TASK GOAL> The entire listing below should be output exactly as it stands.
#### RECORDS ####
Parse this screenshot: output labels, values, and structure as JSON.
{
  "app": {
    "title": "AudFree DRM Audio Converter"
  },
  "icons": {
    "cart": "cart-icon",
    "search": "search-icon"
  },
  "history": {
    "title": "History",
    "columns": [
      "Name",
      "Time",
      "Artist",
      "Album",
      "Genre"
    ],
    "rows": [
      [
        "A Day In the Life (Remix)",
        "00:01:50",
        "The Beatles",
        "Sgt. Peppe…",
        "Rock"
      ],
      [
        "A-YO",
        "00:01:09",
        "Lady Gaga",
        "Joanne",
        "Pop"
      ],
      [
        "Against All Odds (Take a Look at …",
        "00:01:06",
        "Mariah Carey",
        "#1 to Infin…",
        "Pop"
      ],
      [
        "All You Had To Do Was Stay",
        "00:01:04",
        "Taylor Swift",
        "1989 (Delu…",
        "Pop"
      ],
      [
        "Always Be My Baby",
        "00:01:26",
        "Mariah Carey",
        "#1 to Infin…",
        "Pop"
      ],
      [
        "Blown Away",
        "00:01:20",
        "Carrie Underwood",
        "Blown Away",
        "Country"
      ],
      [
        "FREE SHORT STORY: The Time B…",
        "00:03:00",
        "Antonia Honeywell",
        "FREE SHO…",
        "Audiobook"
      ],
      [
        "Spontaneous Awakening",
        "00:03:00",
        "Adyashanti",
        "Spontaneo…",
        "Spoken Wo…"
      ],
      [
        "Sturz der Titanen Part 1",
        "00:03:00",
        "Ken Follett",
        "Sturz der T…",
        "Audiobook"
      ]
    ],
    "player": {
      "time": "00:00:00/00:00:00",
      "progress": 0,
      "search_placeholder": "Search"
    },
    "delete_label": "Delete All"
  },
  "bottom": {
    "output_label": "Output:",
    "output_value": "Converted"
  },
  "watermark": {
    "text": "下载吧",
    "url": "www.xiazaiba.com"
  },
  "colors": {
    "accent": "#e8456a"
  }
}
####
WRITTEN SOLUTION>
Parse this screenshot: output labels, values, and structure as JSON.
{
  "app": {
    "title": "AudFree DRM Audio Converter"
  },
  "icons": {
    "cart": "cart-icon",
    "search": "search-icon"
  },
  "history": {
    "title": "History",
    "columns": [
      "Name",
      "Time",
      "Artist",
      "Album",
      "Genre"
    ],
    "rows": [
      [
        "A Day In the Life (Remix)",
        "00:01:50",
        "The Beatles",
        "Sgt. Peppe…",
        "Rock"
      ],
      [
        "A-YO",
        "00:01:09",
        "Lady Gaga",
        "Joanne",
        "Pop"
      ],
      [
        "Against All Odds (Take a Look at …",
        "00:01:06",
        "Mariah Carey",
        "#1 to Infin…",
        "Pop"
      ],
      [
        "All You Had To Do Was Stay",
        "00:01:04",
        "Taylor Swift",
        "1989 (Delu…",
        "Pop"
      ],
      [
        "Always Be My Baby",
        "00:01:26",
        "Mariah Carey",
        "#1 to Infin…",
        "Pop"
      ],
      [
        "Blown Away",
        "00:01:20",
        "Carrie Underwood",
        "Blown Away",
        "Country"
      ],
      [
        "FREE SHORT STORY: The Time B…",
        "00:03:00",
        "Antonia Honeywell",
        "FREE SHO…",
        "Audiobook"
      ],
      [
        "Spontaneous Awakening",
        "00:03:00",
        "Adyashanti",
        "Spontaneo…",
        "Spoken Wo…"
      ],
      [
        "Sturz der Titanen Part 1",
        "00:03:00",
        "Ken Follett",
        "Sturz der T…",
        "Audiobook"
      ]
    ],
    "player": {
      "time": "00:00:00/00:00:00",
      "progress": 0,
      "search_placeholder": "Search"
    },
    "delete_label": "Delete All"
  },
  "bottom": {
    "output_label": "Output:",
    "output_value": "Converted"
  },
  "watermark": {
    "text": "下载吧",
    "url": "www.xiazaiba.com"
  },
  "colors": {
    "accent": "#e8456a"
  }
}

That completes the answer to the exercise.